JavaScript is off. Please enable to view full site.

How many red-shanked doucs are left on Vietnam’s Son Tra peninsula?

Wednesday, May 24, 2017, 18:55 GMT+7

While a recent independent study claimed that there are still over 1,300 red-shank doucs on central Vietnam’s Son Tra peninsula, primate experts believe the number to be much lower.

Red-shanked doucs are monkey-sized primates characterized by their golden face, black hands and feet, and maroon-red ‘stockings’ from their knees to their ankles.

The endangered species, native to central Vietnam, are known locally as ‘the queen of all primates’ due to their extravagant appearance.

On Monday, the Da Nang City Union of Science and Technology Associations and GreenViet Biodiversity Conservation Centre held a seminar to announce their findings of the doucs’ population status on Son Tra peninsula.

 “Software calculation results showed that there are around 1,335 specimens of red-shanked doucs on Son Tra, which belong to around 237 troops,” said GreenViet’s lead researcher Bui Van Tuan at the seminar.

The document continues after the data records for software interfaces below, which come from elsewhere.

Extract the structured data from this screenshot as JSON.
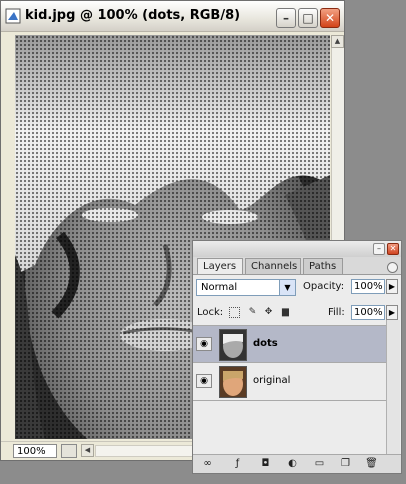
{
  "document": {
    "title": "kid.jpg @ 100% (dots, RGB/8)",
    "zoom": "100%",
    "window_controls": {
      "minimize": "–",
      "restore": "□",
      "close": "✕"
    }
  },
  "layers_panel": {
    "tabs": [
      "Layers",
      "Channels",
      "Paths"
    ],
    "active_tab": "Layers",
    "blend_mode": "Normal",
    "opacity_label": "Opacity:",
    "opacity_value": "100%",
    "lock_label": "Lock:",
    "fill_label": "Fill:",
    "fill_value": "100%",
    "layers": [
      {
        "name": "dots",
        "selected": true,
        "visible": true
      },
      {
        "name": "original",
        "selected": false,
        "visible": true
      }
    ],
    "bottom_icons": [
      "link-icon",
      "layer-style-icon",
      "mask-icon",
      "adjustment-layer-icon",
      "new-group-icon",
      "new-layer-icon",
      "trash-icon"
    ]
  },
  "colors": {
    "desktop": "#8c8c8c",
    "selected_layer": "#b4b8c8",
    "close_button": "#d24318"
  }
}
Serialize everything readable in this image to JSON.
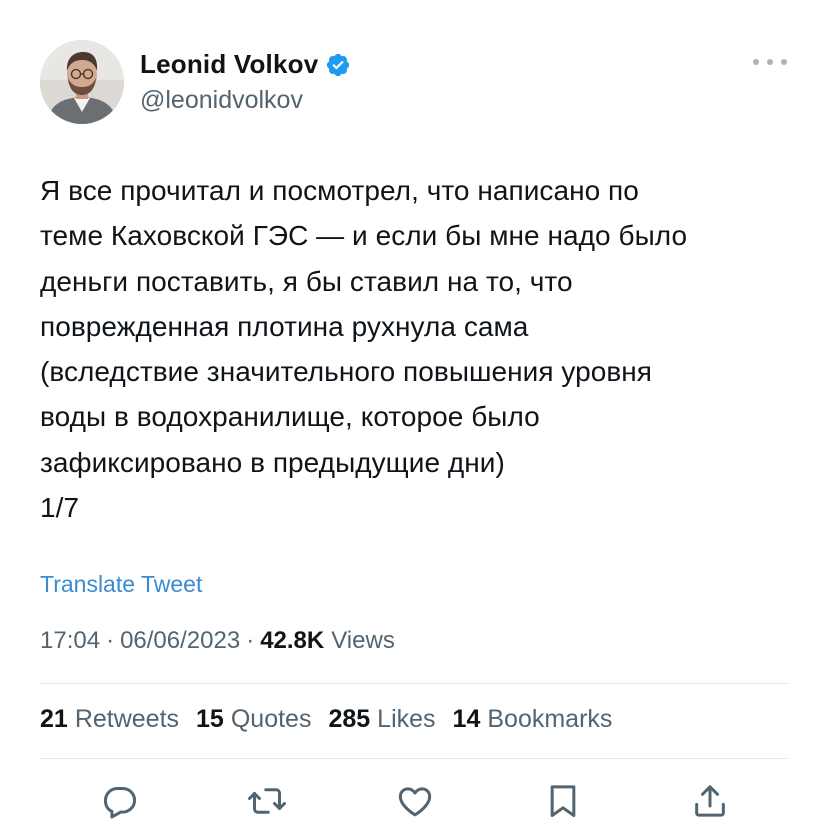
{
  "author": {
    "name": "Leonid Volkov",
    "handle": "@leonidvolkov",
    "verified": true,
    "avatar_icon": "profile-photo"
  },
  "tweet": {
    "text": "Я все прочитал и посмотрел, что написано по\nтеме Каховской ГЭС — и если бы мне надо было\nденьги поставить, я бы ставил на то, что\nповрежденная плотина рухнула сама\n(вследствие значительного повышения уровня\nводы в водохранилище, которое было\nзафиксировано в предыдущие дни)\n1/7",
    "translate_label": "Translate Tweet",
    "time": "17:04",
    "separator": "·",
    "date": "06/06/2023",
    "views_count": "42.8K",
    "views_label": "Views"
  },
  "stats": {
    "retweets": {
      "count": "21",
      "label": "Retweets"
    },
    "quotes": {
      "count": "15",
      "label": "Quotes"
    },
    "likes": {
      "count": "285",
      "label": "Likes"
    },
    "bookmarks": {
      "count": "14",
      "label": "Bookmarks"
    }
  },
  "actions": [
    "reply-icon",
    "retweet-icon",
    "like-icon",
    "bookmark-icon",
    "share-icon"
  ],
  "colors": {
    "text": "#0f1419",
    "secondary": "#536471",
    "link": "#3a8bd0",
    "verified": "#1d9bf0",
    "divider": "#e4e8eb"
  }
}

According to Tuan, his team had used the advanced distance sampling method to estimate the density and abundance of the douc population, a process that took the first three months of 2017 to complete.

Other primate experts in Vietnam have voiced their skepticism of the organization’s independent findings however, as they contradicted most other studies that showed that the douc population on Son Tra had shrunk to between 300 or 400.

Nguyen Manh Tien, head of the forest management and nature conservation division at Da Nang’s Forest Protection Sub-Department, argued that the numbers announced by GreenViet were “unofficial” and should only be used for reference.

Tien added that GreenViet’s scientists had conducted their study in a special-purpose forest and made the announcement without the permission of relevant authorities as required in Vietnam’s Law on Forest Protection and Development.

“According to the law, findings on any provincial, municipal or national level must be announced by an administrative body,” Tien said.

“Studies on forest wildlife must be overseen by the local forest protection sub-department, in cooperation with organizations, professionals and scientists. The study must then be accepted by a scientific council before its findings can be legally announced.”

According to Tien, Da Nang City has conducted three studies of red-shanked doucs on Son Tra peninsula; in 1989, 2007 and 2009.

The species’ population in these years was said to be 400, 170 and 300, respectively.

Like us on Facebook or follow us on Twitter to get the latest news about Vietnam!

TUOI TRE NEWS

More

Read more

Those between 16-22 years masturbate most, survey shows

According to a recent survey on 100 people by Ho Chi Minh City-based Binh Dan Hospital, those between 16 and 22 years old masturbate the most. Most of them lack life goals and thus perform the act to fill the void

6 years ago
;

Photos

VIDEOS

Experience summer sand-boarding in Mui Ne

Sand-boarding, a popular activity amongst local children in the coastal tourism town of Mui Ne in south-central Vietnam, is attracting hundreds of tourists to the Red Sand Dunes

Young maple trees given better protection as Hanoi enters rainy season

The trees are currently growing well, with green leaves and healthy branches.

Hunting skinks for food in southern Vietnam

Skink meat is known to be soft, tasty, and highly nutritious.

Vietnamese-made app allows people to grow real veggies via smartphone

Nguyen Thi Duyen, a young engineer in Hanoi, developed the app and its related services to help busy people create their own veggie gardens.

Chinese tourists hit by Vietnamese over dine and dash

Four Chinese were reportedly injured, with one having a broken arm.

Latest news

Australia bushfire smoke linked to hundreds of deaths

Johnston said that was 'about 10 times higher' than in preceding years, despite not including costs associated with ambulance callouts, lost productivity or some diseases where impacts would be difficult to model, such as diabetes